”Actually no,” Tekin replies at the question of whether they are feeling free to express themselves. “But I feel the same for all the artists all over the world. If you really have a wild energy in your heart, someone will make it hard for you. I feel that being an artist – you can not be censored. The artist is an unidentified object in the society – it takes time for the society to find out …”
”Young people have an uncontrolled energy and this can be frightening. It is unstoppable although there is a government trying to stop all this. I have so much hope because of this energy.”
“Last week there was an exhibition of visual arts in Istanbul. 60% of the pieces were sold. Turkey is such a weird country. You find thousands are going to art exhibitions and buying the pieces. Then here is a book fair – thousands people are going, arts exhibitions – hundreds of people. It makes your heart filled by hope. But then you go to the elections …”
You feel the cultural turmoil more in Turkey
Turkey has an exceptional position, because it is born both eastern and western.
Turkey is a mixture of traditional and modern values, as all other societies, and the traditions in the society have many different roots. It would be a cliché saying the society is divided in two parts – left / right or modern / traditional.
Behramoğlu explains: “I have many readers putting on scarfs and they read the socialist ‘Birgün’ newspaper, where I write.
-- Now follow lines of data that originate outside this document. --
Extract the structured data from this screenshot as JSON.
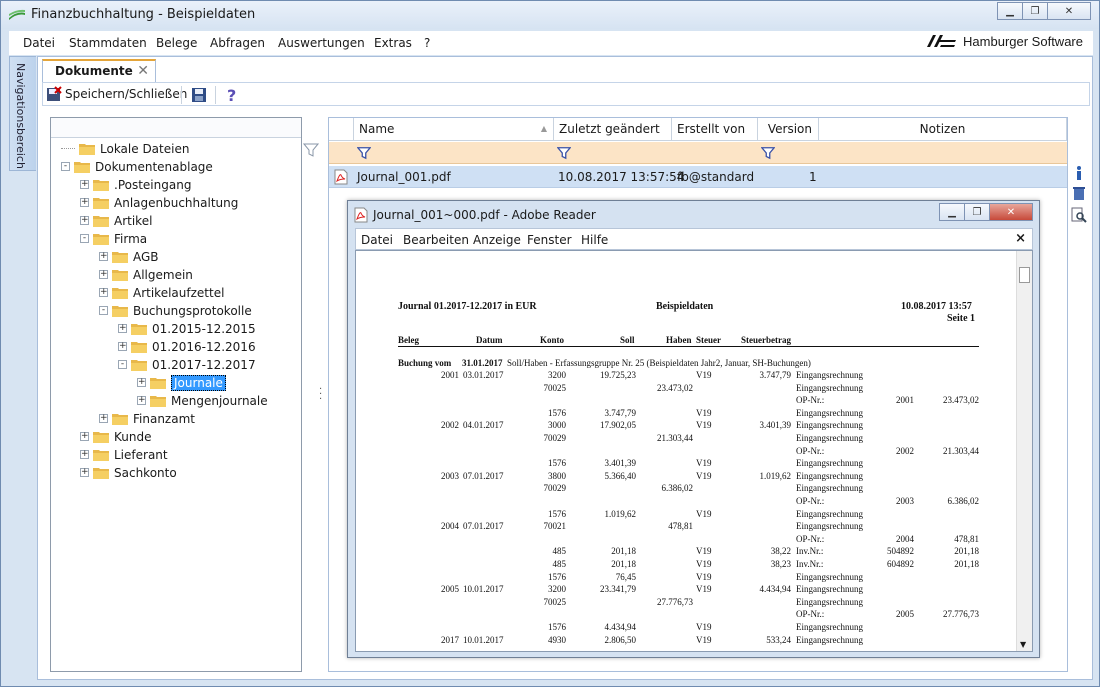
{
  "window": {
    "title": "Finanzbuchhaltung - Beispieldaten"
  },
  "menu": [
    "Datei",
    "Stammdaten",
    "Belege",
    "Abfragen",
    "Auswertungen",
    "Extras",
    "?"
  ],
  "brand": "Hamburger Software",
  "nav_tab": "Navigationsbereich",
  "doc_tab": {
    "label": "Dokumente"
  },
  "toolbar": {
    "save_close": "Speichern/Schließen"
  },
  "tree": [
    {
      "label": "Lokale Dateien",
      "level": 0,
      "exp": ""
    },
    {
      "label": "Dokumentenablage",
      "level": 0,
      "exp": "-"
    },
    {
      "label": ".Posteingang",
      "level": 1,
      "exp": "+"
    },
    {
      "label": "Anlagenbuchhaltung",
      "level": 1,
      "exp": "+"
    },
    {
      "label": "Artikel",
      "level": 1,
      "exp": "+"
    },
    {
      "label": "Firma",
      "level": 1,
      "exp": "-"
    },
    {
      "label": "AGB",
      "level": 2,
      "exp": "+"
    },
    {
      "label": "Allgemein",
      "level": 2,
      "exp": "+"
    },
    {
      "label": "Artikelaufzettel",
      "level": 2,
      "exp": "+"
    },
    {
      "label": "Buchungsprotokolle",
      "level": 2,
      "exp": "-"
    },
    {
      "label": "01.2015-12.2015",
      "level": 3,
      "exp": "+"
    },
    {
      "label": "01.2016-12.2016",
      "level": 3,
      "exp": "+"
    },
    {
      "label": "01.2017-12.2017",
      "level": 3,
      "exp": "-"
    },
    {
      "label": "Journale",
      "level": 4,
      "exp": "+",
      "selected": true
    },
    {
      "label": "Mengenjournale",
      "level": 4,
      "exp": "+"
    },
    {
      "label": "Finanzamt",
      "level": 2,
      "exp": "+"
    },
    {
      "label": "Kunde",
      "level": 1,
      "exp": "+"
    },
    {
      "label": "Lieferant",
      "level": 1,
      "exp": "+"
    },
    {
      "label": "Sachkonto",
      "level": 1,
      "exp": "+"
    }
  ],
  "grid": {
    "columns": {
      "name": "Name",
      "modified": "Zuletzt geändert",
      "created_by": "Erstellt von",
      "version": "Version",
      "notes": "Notizen"
    },
    "row": {
      "name": "Journal_001.pdf",
      "modified": "10.08.2017 13:57:54",
      "created_by": "fb@standard",
      "version": "1"
    }
  },
  "reader": {
    "title": "Journal_001~000.pdf - Adobe Reader",
    "menu": [
      "Datei",
      "Bearbeiten",
      "Anzeige",
      "Fenster",
      "Hilfe"
    ],
    "close": "×"
  },
  "pdf": {
    "heading": "Journal 01.2017-12.2017 in EUR",
    "company": "Beispieldaten",
    "date": "10.08.2017 13:57",
    "page": "Seite 1",
    "cols": [
      "Beleg",
      "Datum",
      "Konto",
      "Soll",
      "Haben",
      "Steuer",
      "Steuerbetrag"
    ],
    "booking_label": "Buchung vom",
    "booking_date": "31.01.2017",
    "booking_desc": "Soll/Haben - Erfassungsgruppe Nr. 25 (Beispieldaten Jahr2, Januar, SH-Buchungen)",
    "lines": [
      {
        "beleg": "2001",
        "datum": "03.01.2017",
        "konto": "3200",
        "soll": "19.725,23",
        "haben": "",
        "steuer": "V19",
        "betrag": "3.747,79",
        "text": "Eingangsrechnung",
        "op": "",
        "opn": "",
        "opb": ""
      },
      {
        "beleg": "",
        "datum": "",
        "konto": "70025",
        "soll": "",
        "haben": "23.473,02",
        "steuer": "",
        "betrag": "",
        "text": "Eingangsrechnung",
        "op": "",
        "opn": "",
        "opb": ""
      },
      {
        "beleg": "",
        "datum": "",
        "konto": "",
        "soll": "",
        "haben": "",
        "steuer": "",
        "betrag": "",
        "text": "",
        "op": "OP-Nr.:",
        "opn": "2001",
        "opb": "23.473,02"
      },
      {
        "beleg": "",
        "datum": "",
        "konto": "1576",
        "soll": "3.747,79",
        "haben": "",
        "steuer": "V19",
        "betrag": "",
        "text": "Eingangsrechnung",
        "op": "",
        "opn": "",
        "opb": ""
      },
      {
        "beleg": "2002",
        "datum": "04.01.2017",
        "konto": "3000",
        "soll": "17.902,05",
        "haben": "",
        "steuer": "V19",
        "betrag": "3.401,39",
        "text": "Eingangsrechnung",
        "op": "",
        "opn": "",
        "opb": ""
      },
      {
        "beleg": "",
        "datum": "",
        "konto": "70029",
        "soll": "",
        "haben": "21.303,44",
        "steuer": "",
        "betrag": "",
        "text": "Eingangsrechnung",
        "op": "",
        "opn": "",
        "opb": ""
      },
      {
        "beleg": "",
        "datum": "",
        "konto": "",
        "soll": "",
        "haben": "",
        "steuer": "",
        "betrag": "",
        "text": "",
        "op": "OP-Nr.:",
        "opn": "2002",
        "opb": "21.303,44"
      },
      {
        "beleg": "",
        "datum": "",
        "konto": "1576",
        "soll": "3.401,39",
        "haben": "",
        "steuer": "V19",
        "betrag": "",
        "text": "Eingangsrechnung",
        "op": "",
        "opn": "",
        "opb": ""
      },
      {
        "beleg": "2003",
        "datum": "07.01.2017",
        "konto": "3800",
        "soll": "5.366,40",
        "haben": "",
        "steuer": "V19",
        "betrag": "1.019,62",
        "text": "Eingangsrechnung",
        "op": "",
        "opn": "",
        "opb": ""
      },
      {
        "beleg": "",
        "datum": "",
        "konto": "70029",
        "soll": "",
        "haben": "6.386,02",
        "steuer": "",
        "betrag": "",
        "text": "Eingangsrechnung",
        "op": "",
        "opn": "",
        "opb": ""
      },
      {
        "beleg": "",
        "datum": "",
        "konto": "",
        "soll": "",
        "haben": "",
        "steuer": "",
        "betrag": "",
        "text": "",
        "op": "OP-Nr.:",
        "opn": "2003",
        "opb": "6.386,02"
      },
      {
        "beleg": "",
        "datum": "",
        "konto": "1576",
        "soll": "1.019,62",
        "haben": "",
        "steuer": "V19",
        "betrag": "",
        "text": "Eingangsrechnung",
        "op": "",
        "opn": "",
        "opb": ""
      },
      {
        "beleg": "2004",
        "datum": "07.01.2017",
        "konto": "70021",
        "soll": "",
        "haben": "478,81",
        "steuer": "",
        "betrag": "",
        "text": "Eingangsrechnung",
        "op": "",
        "opn": "",
        "opb": ""
      },
      {
        "beleg": "",
        "datum": "",
        "konto": "",
        "soll": "",
        "haben": "",
        "steuer": "",
        "betrag": "",
        "text": "",
        "op": "OP-Nr.:",
        "opn": "2004",
        "opb": "478,81"
      },
      {
        "beleg": "",
        "datum": "",
        "konto": "485",
        "soll": "201,18",
        "haben": "",
        "steuer": "V19",
        "betrag": "38,22",
        "text": "",
        "op": "Inv.Nr.:",
        "opn": "504892",
        "opb": "201,18"
      },
      {
        "beleg": "",
        "datum": "",
        "konto": "485",
        "soll": "201,18",
        "haben": "",
        "steuer": "V19",
        "betrag": "38,23",
        "text": "",
        "op": "Inv.Nr.:",
        "opn": "604892",
        "opb": "201,18"
      },
      {
        "beleg": "",
        "datum": "",
        "konto": "1576",
        "soll": "76,45",
        "haben": "",
        "steuer": "V19",
        "betrag": "",
        "text": "Eingangsrechnung",
        "op": "",
        "opn": "",
        "opb": ""
      },
      {
        "beleg": "2005",
        "datum": "10.01.2017",
        "konto": "3200",
        "soll": "23.341,79",
        "haben": "",
        "steuer": "V19",
        "betrag": "4.434,94",
        "text": "Eingangsrechnung",
        "op": "",
        "opn": "",
        "opb": ""
      },
      {
        "beleg": "",
        "datum": "",
        "konto": "70025",
        "soll": "",
        "haben": "27.776,73",
        "steuer": "",
        "betrag": "",
        "text": "Eingangsrechnung",
        "op": "",
        "opn": "",
        "opb": ""
      },
      {
        "beleg": "",
        "datum": "",
        "konto": "",
        "soll": "",
        "haben": "",
        "steuer": "",
        "betrag": "",
        "text": "",
        "op": "OP-Nr.:",
        "opn": "2005",
        "opb": "27.776,73"
      },
      {
        "beleg": "",
        "datum": "",
        "konto": "1576",
        "soll": "4.434,94",
        "haben": "",
        "steuer": "V19",
        "betrag": "",
        "text": "Eingangsrechnung",
        "op": "",
        "opn": "",
        "opb": ""
      },
      {
        "beleg": "2017",
        "datum": "10.01.2017",
        "konto": "4930",
        "soll": "2.806,50",
        "haben": "",
        "steuer": "V19",
        "betrag": "533,24",
        "text": "Eingangsrechnung",
        "op": "",
        "opn": "",
        "opb": ""
      }
    ]
  }
}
They make a row in front of me at the book fairs to get my signature.”
“50-60% of the Turkish voters generally vote for right wing political parties, and 30-40% vote for left wing. This is the tendency in Turkish politics. But sociologically, there are many more divisions and differences. Someone voting for left may have strong religious beliefs while a secular liberal man may vote for right wing just for his own economic interests by claiming, that he is voting in favour of stability.”
“There is so much turmoil in the world, but I believe, it will become better, if we get closer to each other. People from different religions marrying each other.” Tekin says. “It is not just a turmoil in Turkey. Europe changes. You feel it more in Turkey, because it is a crossroad between cultures.”
Behramoğlu adds: “But it is not only cultural, but also a political-economic issue. Turkey is the hot spot of imperialist power struggle. Turkey is at a strategical position on the world map close to petroleum-natural gas areas, where many rival sects of Islam and many cruel terrorist organizations fight for power (with or against big powers like USA, Russia, Britain …)”
“Some politicians like to talk about a third world war. And maybe inside people, there is a tendency towards fighting and being blown up. We can’t say, that these days are the best days of our lives,“ Tekin says. “I always believe, our own attitudes have influence on politics. The traditional culture and the modern culture must meet and find a way. I wish and I hope that it will. Hopefully we will reach a time, where we can live without this fear …”
Danish Authors Society’s international committee focus on Turkish literature 2016-17
As a country at the crossroads of Europe and Asia, Turkey is enriched by an exciting cultural life. New Turkish literature is however not particularly known or read in Denmark. Therefore the Danish Authors Society’s international committee in 2016 and 2017 has a special focus on Turkey.
Danish Cultural Institute plans to open a branch in Turkey
Despite terror and bombs daily life continues in Turkey. People are dreaming of their futures and of touching new worlds, just like other places. During the last couple of years Danish Cultural Institute has cooperated with cultural institutions and partners in Turkey on smaller projects on literature and performance arts. DCI hopes to establish a branch in Istanbul in order to continue the dialogue and cultural exchange for mutual inspiration.